Task prompt -> Leaving out the images, please output every entry exactly as it appears.
===
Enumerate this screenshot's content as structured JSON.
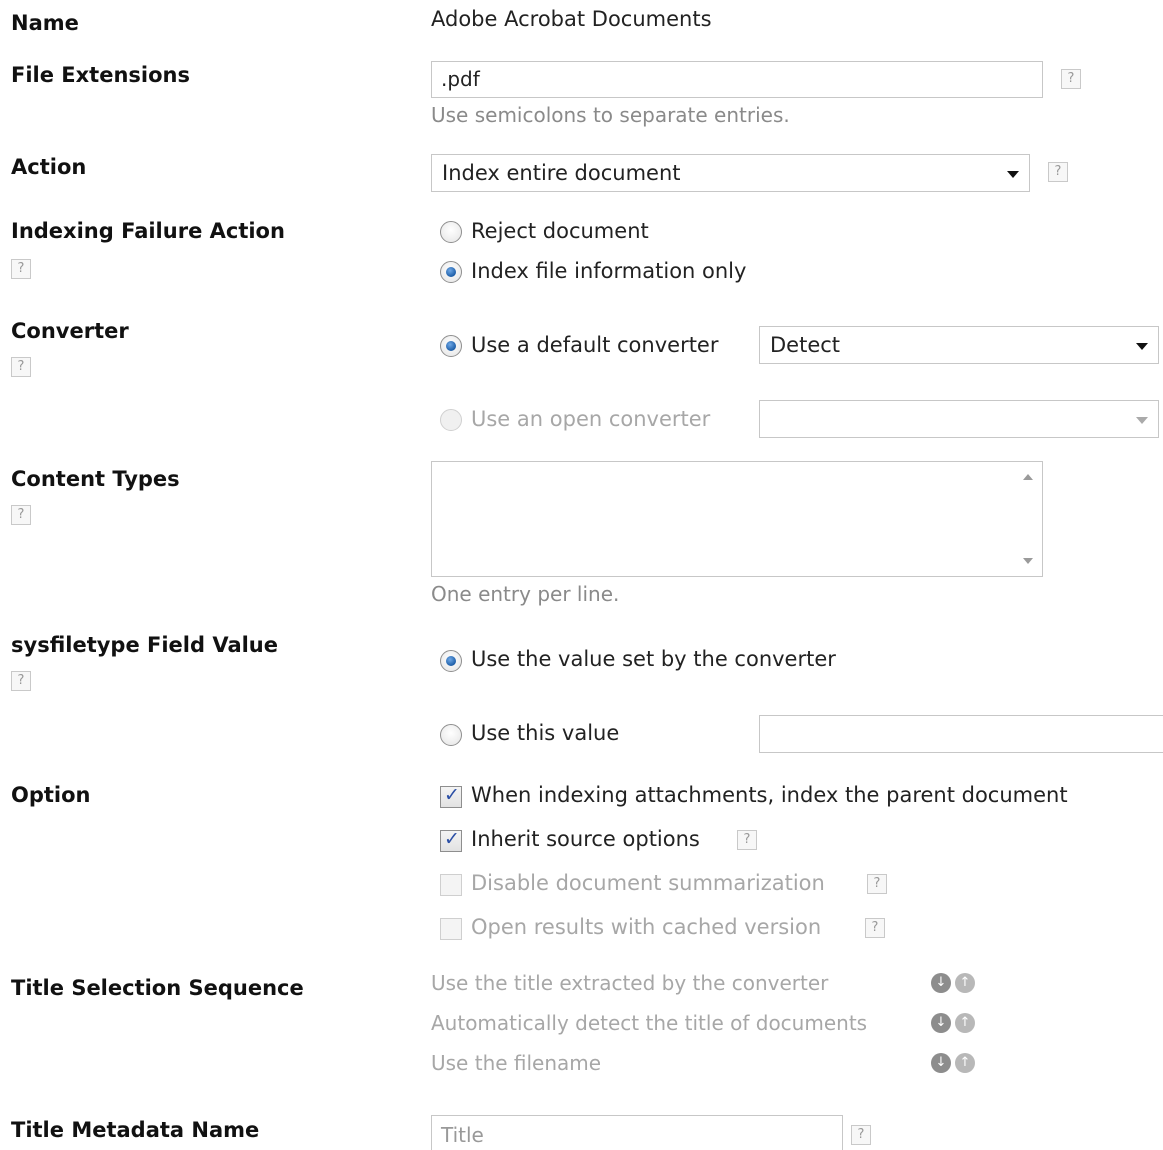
{
  "labels": {
    "name": "Name",
    "file_extensions": "File Extensions",
    "action": "Action",
    "indexing_failure_action": "Indexing Failure Action",
    "converter": "Converter",
    "content_types": "Content Types",
    "sysfiletype_field_value": "sysfiletype Field Value",
    "option": "Option",
    "title_selection_sequence": "Title Selection Sequence",
    "title_metadata_name": "Title Metadata Name"
  },
  "help_glyph": "?",
  "name_value": "Adobe Acrobat Documents",
  "file_extensions": {
    "value": ".pdf",
    "hint": "Use semicolons to separate entries."
  },
  "action": {
    "selected": "Index entire document"
  },
  "indexing_failure": {
    "reject_label": "Reject document",
    "index_info_label": "Index file information only",
    "selected": "index_info"
  },
  "converter": {
    "default_label": "Use a default converter",
    "default_selected_value": "Detect",
    "open_label": "Use an open converter",
    "open_selected_value": ""
  },
  "content_types": {
    "value": "",
    "hint": "One entry per line."
  },
  "sysfiletype": {
    "converter_value_label": "Use the value set by the converter",
    "this_value_label": "Use this value",
    "this_value_input": ""
  },
  "options": {
    "attachments_label": "When indexing attachments, index the parent document",
    "attachments_checked": true,
    "inherit_label": "Inherit source options",
    "inherit_checked": true,
    "disable_summary_label": "Disable document summarization",
    "disable_summary_checked": false,
    "cached_label": "Open results with cached version",
    "cached_checked": false
  },
  "title_sequence": [
    "Use the title extracted by the converter",
    "Automatically detect the title of documents",
    "Use the filename"
  ],
  "title_metadata": {
    "placeholder": "Title"
  },
  "colors": {
    "radio_selected": "#1d5ea8",
    "check_mark": "#2b4fa6",
    "disabled_text": "#a7a7a7"
  }
}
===
Output below ->
Enumerate this screenshot's content as structured JSON.
{
  "labels": {
    "name": "Name",
    "file_extensions": "File Extensions",
    "action": "Action",
    "indexing_failure_action": "Indexing Failure Action",
    "converter": "Converter",
    "content_types": "Content Types",
    "sysfiletype_field_value": "sysfiletype Field Value",
    "option": "Option",
    "title_selection_sequence": "Title Selection Sequence",
    "title_metadata_name": "Title Metadata Name"
  },
  "help_glyph": "?",
  "name_value": "Adobe Acrobat Documents",
  "file_extensions": {
    "value": ".pdf",
    "hint": "Use semicolons to separate entries."
  },
  "action": {
    "selected": "Index entire document"
  },
  "indexing_failure": {
    "reject_label": "Reject document",
    "index_info_label": "Index file information only",
    "selected": "index_info"
  },
  "converter": {
    "default_label": "Use a default converter",
    "default_selected_value": "Detect",
    "open_label": "Use an open converter",
    "open_selected_value": ""
  },
  "content_types": {
    "value": "",
    "hint": "One entry per line."
  },
  "sysfiletype": {
    "converter_value_label": "Use the value set by the converter",
    "this_value_label": "Use this value",
    "this_value_input": ""
  },
  "options": {
    "attachments_label": "When indexing attachments, index the parent document",
    "attachments_checked": true,
    "inherit_label": "Inherit source options",
    "inherit_checked": true,
    "disable_summary_label": "Disable document summarization",
    "disable_summary_checked": false,
    "cached_label": "Open results with cached version",
    "cached_checked": false
  },
  "title_sequence": [
    "Use the title extracted by the converter",
    "Automatically detect the title of documents",
    "Use the filename"
  ],
  "title_metadata": {
    "placeholder": "Title"
  },
  "colors": {
    "radio_selected": "#1d5ea8",
    "check_mark": "#2b4fa6",
    "disabled_text": "#a7a7a7"
  }
}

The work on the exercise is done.